▸ About this exercise
Repeat every record exactly as given.

═════ Data shown

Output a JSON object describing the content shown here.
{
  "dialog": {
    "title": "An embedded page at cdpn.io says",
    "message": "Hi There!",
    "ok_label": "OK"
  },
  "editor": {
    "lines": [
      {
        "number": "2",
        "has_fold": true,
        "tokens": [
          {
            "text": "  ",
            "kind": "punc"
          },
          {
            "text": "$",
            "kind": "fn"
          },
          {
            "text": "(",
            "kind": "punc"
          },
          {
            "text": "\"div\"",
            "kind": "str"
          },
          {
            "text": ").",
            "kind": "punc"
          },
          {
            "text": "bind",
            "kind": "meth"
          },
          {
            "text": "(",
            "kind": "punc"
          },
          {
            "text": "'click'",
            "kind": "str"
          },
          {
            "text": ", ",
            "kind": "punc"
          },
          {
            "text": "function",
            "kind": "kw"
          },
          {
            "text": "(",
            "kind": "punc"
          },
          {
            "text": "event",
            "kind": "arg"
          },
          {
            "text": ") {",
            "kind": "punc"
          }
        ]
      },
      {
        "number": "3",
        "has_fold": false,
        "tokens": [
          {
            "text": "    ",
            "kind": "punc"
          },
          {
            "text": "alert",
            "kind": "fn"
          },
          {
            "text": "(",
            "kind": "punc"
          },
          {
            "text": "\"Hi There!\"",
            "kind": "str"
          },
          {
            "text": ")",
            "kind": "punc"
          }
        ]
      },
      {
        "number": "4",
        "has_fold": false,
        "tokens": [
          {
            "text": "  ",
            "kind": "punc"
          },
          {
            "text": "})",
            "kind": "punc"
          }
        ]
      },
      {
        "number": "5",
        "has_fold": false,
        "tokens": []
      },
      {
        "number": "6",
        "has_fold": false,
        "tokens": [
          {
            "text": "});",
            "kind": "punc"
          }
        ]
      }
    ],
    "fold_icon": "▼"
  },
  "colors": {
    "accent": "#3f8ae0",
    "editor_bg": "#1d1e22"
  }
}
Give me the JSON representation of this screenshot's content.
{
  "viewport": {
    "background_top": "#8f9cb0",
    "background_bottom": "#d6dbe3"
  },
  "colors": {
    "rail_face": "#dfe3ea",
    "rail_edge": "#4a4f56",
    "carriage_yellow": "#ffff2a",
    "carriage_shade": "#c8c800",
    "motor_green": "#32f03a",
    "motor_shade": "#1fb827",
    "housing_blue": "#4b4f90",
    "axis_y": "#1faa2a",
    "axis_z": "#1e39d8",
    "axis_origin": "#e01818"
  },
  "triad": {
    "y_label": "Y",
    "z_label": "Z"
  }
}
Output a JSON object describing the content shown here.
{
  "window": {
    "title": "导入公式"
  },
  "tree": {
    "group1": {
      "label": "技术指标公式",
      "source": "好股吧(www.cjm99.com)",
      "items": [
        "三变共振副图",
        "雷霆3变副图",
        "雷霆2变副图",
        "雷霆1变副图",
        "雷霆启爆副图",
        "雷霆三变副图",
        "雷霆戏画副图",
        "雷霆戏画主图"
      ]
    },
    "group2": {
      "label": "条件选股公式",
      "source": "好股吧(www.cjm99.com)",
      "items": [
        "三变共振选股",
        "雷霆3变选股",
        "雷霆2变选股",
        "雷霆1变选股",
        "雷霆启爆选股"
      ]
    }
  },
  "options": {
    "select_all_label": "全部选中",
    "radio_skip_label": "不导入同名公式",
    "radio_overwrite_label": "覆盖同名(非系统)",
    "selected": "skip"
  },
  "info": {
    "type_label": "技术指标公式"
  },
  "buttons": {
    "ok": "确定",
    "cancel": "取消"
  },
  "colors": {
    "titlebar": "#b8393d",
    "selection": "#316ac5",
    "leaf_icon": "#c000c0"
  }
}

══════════

▸ Response to this exercise
Output a JSON object describing the content shown here.
{
  "dialog": {
    "title": "An embedded page at cdpn.io says",
    "message": "Hi There!",
    "ok_label": "OK"
  },
  "editor": {
    "lines": [
      {
        "number": "2",
        "has_fold": true,
        "tokens": [
          {
            "text": "  ",
            "kind": "punc"
          },
          {
            "text": "$",
            "kind": "fn"
          },
          {
            "text": "(",
            "kind": "punc"
          },
          {
            "text": "\"div\"",
            "kind": "str"
          },
          {
            "text": ").",
            "kind": "punc"
          },
          {
            "text": "bind",
            "kind": "meth"
          },
          {
            "text": "(",
            "kind": "punc"
          },
          {
            "text": "'click'",
            "kind": "str"
          },
          {
            "text": ", ",
            "kind": "punc"
          },
          {
            "text": "function",
            "kind": "kw"
          },
          {
            "text": "(",
            "kind": "punc"
          },
          {
            "text": "event",
            "kind": "arg"
          },
          {
            "text": ") {",
            "kind": "punc"
          }
        ]
      },
      {
        "number": "3",
        "has_fold": false,
        "tokens": [
          {
            "text": "    ",
            "kind": "punc"
          },
          {
            "text": "alert",
            "kind": "fn"
          },
          {
            "text": "(",
            "kind": "punc"
          },
          {
            "text": "\"Hi There!\"",
            "kind": "str"
          },
          {
            "text": ")",
            "kind": "punc"
          }
        ]
      },
      {
        "number": "4",
        "has_fold": false,
        "tokens": [
          {
            "text": "  ",
            "kind": "punc"
          },
          {
            "text": "})",
            "kind": "punc"
          }
        ]
      },
      {
        "number": "5",
        "has_fold": false,
        "tokens": []
      },
      {
        "number": "6",
        "has_fold": false,
        "tokens": [
          {
            "text": "});",
            "kind": "punc"
          }
        ]
      }
    ],
    "fold_icon": "▼"
  },
  "colors": {
    "accent": "#3f8ae0",
    "editor_bg": "#1d1e22"
  }
}
Give me the JSON representation of this screenshot's content.
{
  "viewport": {
    "background_top": "#8f9cb0",
    "background_bottom": "#d6dbe3"
  },
  "colors": {
    "rail_face": "#dfe3ea",
    "rail_edge": "#4a4f56",
    "carriage_yellow": "#ffff2a",
    "carriage_shade": "#c8c800",
    "motor_green": "#32f03a",
    "motor_shade": "#1fb827",
    "housing_blue": "#4b4f90",
    "axis_y": "#1faa2a",
    "axis_z": "#1e39d8",
    "axis_origin": "#e01818"
  },
  "triad": {
    "y_label": "Y",
    "z_label": "Z"
  }
}
Output a JSON object describing the content shown here.
{
  "window": {
    "title": "导入公式"
  },
  "tree": {
    "group1": {
      "label": "技术指标公式",
      "source": "好股吧(www.cjm99.com)",
      "items": [
        "三变共振副图",
        "雷霆3变副图",
        "雷霆2变副图",
        "雷霆1变副图",
        "雷霆启爆副图",
        "雷霆三变副图",
        "雷霆戏画副图",
        "雷霆戏画主图"
      ]
    },
    "group2": {
      "label": "条件选股公式",
      "source": "好股吧(www.cjm99.com)",
      "items": [
        "三变共振选股",
        "雷霆3变选股",
        "雷霆2变选股",
        "雷霆1变选股",
        "雷霆启爆选股"
      ]
    }
  },
  "options": {
    "select_all_label": "全部选中",
    "radio_skip_label": "不导入同名公式",
    "radio_overwrite_label": "覆盖同名(非系统)",
    "selected": "skip"
  },
  "info": {
    "type_label": "技术指标公式"
  },
  "buttons": {
    "ok": "确定",
    "cancel": "取消"
  },
  "colors": {
    "titlebar": "#b8393d",
    "selection": "#316ac5",
    "leaf_icon": "#c000c0"
  }
}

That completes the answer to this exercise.